_Your goal_:
Although the entries contain pictures, return everything else in them verbatim and omit the pictures.

═════ Entries supplied ═════

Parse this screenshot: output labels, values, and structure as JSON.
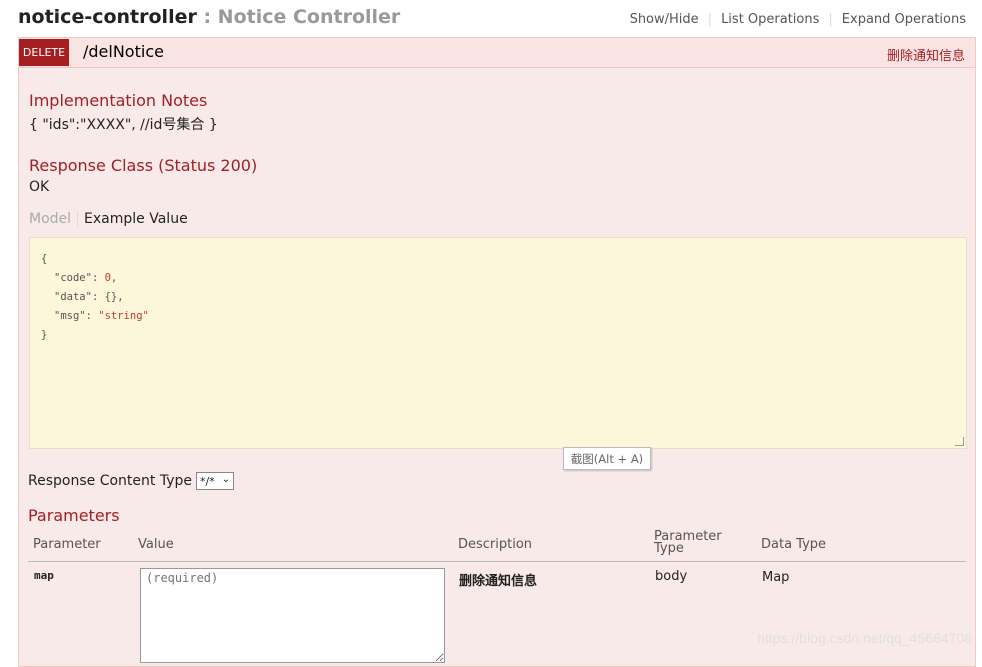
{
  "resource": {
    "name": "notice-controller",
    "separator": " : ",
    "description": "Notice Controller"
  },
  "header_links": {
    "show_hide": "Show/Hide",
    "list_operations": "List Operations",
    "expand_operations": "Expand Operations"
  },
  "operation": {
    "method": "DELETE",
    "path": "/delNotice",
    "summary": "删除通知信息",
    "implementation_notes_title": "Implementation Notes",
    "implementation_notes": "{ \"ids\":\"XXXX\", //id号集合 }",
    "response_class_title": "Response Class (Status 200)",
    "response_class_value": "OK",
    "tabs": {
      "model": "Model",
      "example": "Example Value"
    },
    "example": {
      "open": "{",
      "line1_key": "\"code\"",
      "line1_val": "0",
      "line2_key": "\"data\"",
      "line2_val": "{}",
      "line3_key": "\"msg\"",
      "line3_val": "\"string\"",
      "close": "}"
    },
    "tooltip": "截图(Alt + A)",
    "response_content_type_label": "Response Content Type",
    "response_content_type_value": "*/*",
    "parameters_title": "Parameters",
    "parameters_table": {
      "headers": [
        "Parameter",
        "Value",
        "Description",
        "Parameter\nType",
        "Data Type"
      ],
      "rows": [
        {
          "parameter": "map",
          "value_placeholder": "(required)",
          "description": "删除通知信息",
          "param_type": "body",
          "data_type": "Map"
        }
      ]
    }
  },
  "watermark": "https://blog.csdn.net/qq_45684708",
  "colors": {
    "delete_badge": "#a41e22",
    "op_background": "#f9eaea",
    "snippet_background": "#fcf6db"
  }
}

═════

_Answer to this exercise_:
Parse this screenshot: output labels, values, and structure as JSON.
{
  "resource": {
    "name": "notice-controller",
    "separator": " : ",
    "description": "Notice Controller"
  },
  "header_links": {
    "show_hide": "Show/Hide",
    "list_operations": "List Operations",
    "expand_operations": "Expand Operations"
  },
  "operation": {
    "method": "DELETE",
    "path": "/delNotice",
    "summary": "删除通知信息",
    "implementation_notes_title": "Implementation Notes",
    "implementation_notes": "{ \"ids\":\"XXXX\", //id号集合 }",
    "response_class_title": "Response Class (Status 200)",
    "response_class_value": "OK",
    "tabs": {
      "model": "Model",
      "example": "Example Value"
    },
    "example": {
      "open": "{",
      "line1_key": "\"code\"",
      "line1_val": "0",
      "line2_key": "\"data\"",
      "line2_val": "{}",
      "line3_key": "\"msg\"",
      "line3_val": "\"string\"",
      "close": "}"
    },
    "tooltip": "截图(Alt + A)",
    "response_content_type_label": "Response Content Type",
    "response_content_type_value": "*/*",
    "parameters_title": "Parameters",
    "parameters_table": {
      "headers": [
        "Parameter",
        "Value",
        "Description",
        "Parameter\nType",
        "Data Type"
      ],
      "rows": [
        {
          "parameter": "map",
          "value_placeholder": "(required)",
          "description": "删除通知信息",
          "param_type": "body",
          "data_type": "Map"
        }
      ]
    }
  },
  "watermark": "https://blog.csdn.net/qq_45684708",
  "colors": {
    "delete_badge": "#a41e22",
    "op_background": "#f9eaea",
    "snippet_background": "#fcf6db"
  }
}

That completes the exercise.